In his idea of “five regimes,” Plato saw a natural progression of government from monarchy to aristocracy to democracy to tyranny:
War is a constant in history, there being only 268 years of no war in 3421 years of history.
War occurs for the same reason individuals fight - to compete for more resources and power, for pride, and to survive under threat. Peace is accomplished only through acknowledged supremacy or equal power.
The state inherits the will of the individual, without the individual’s normal boundaries. The individual is constrained by morals and laws, because the state guarantees him basic protection in exchange for his submission. But the state is unfettered, either because it is strong enough to defy interference with its will, or because there is no superstate to offer it protection.
Nationalism gives added force in diplomacy and war.
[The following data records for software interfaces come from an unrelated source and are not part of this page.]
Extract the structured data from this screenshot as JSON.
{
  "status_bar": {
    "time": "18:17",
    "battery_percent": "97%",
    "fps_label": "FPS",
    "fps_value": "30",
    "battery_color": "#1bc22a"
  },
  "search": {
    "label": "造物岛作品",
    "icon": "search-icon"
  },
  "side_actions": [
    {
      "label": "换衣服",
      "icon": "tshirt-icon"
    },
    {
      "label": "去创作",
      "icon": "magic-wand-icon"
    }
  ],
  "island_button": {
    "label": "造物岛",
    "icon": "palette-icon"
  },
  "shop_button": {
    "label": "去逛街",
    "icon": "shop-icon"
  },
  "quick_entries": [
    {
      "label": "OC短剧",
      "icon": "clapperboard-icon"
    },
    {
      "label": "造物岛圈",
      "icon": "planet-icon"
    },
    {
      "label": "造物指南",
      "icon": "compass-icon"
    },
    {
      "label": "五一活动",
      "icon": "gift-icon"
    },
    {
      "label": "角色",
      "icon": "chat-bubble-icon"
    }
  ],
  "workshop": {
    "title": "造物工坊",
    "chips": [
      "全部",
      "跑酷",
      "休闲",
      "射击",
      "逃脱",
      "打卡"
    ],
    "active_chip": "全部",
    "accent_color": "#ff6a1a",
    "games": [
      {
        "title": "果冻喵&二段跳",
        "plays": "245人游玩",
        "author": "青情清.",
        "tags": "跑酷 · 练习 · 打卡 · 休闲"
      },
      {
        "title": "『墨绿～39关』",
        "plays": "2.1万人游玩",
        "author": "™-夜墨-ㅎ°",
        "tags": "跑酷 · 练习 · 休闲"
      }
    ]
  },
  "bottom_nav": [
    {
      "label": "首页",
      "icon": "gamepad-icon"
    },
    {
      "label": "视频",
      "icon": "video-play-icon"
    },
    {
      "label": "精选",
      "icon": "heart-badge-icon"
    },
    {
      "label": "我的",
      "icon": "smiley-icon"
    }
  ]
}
The authors define civilization as “social order promoting cultural development.” Social order is granted by political order of custom, laws, and morals, and economic order through production and trade.
Looking back at history, all civilizations have ended. What are the patterns of civilization’s growth and decay?
In general, the pattern is one of coherent construction, then of individualistic deconstruction.
If history repeats itself endlessly, then is humanity actually making progress?
It depends on how you define progress.
The authors have no strong conclusion. History has so many examples and counterexamples that almost any conclusion can be drawn, depending on what lens you look through.
If progress is defined as humanity’s control over the environment, there is certainly progress.
Place your understanding of today into context.
What’s an issue you thought was unique to our time, but now realize has happened throughout history?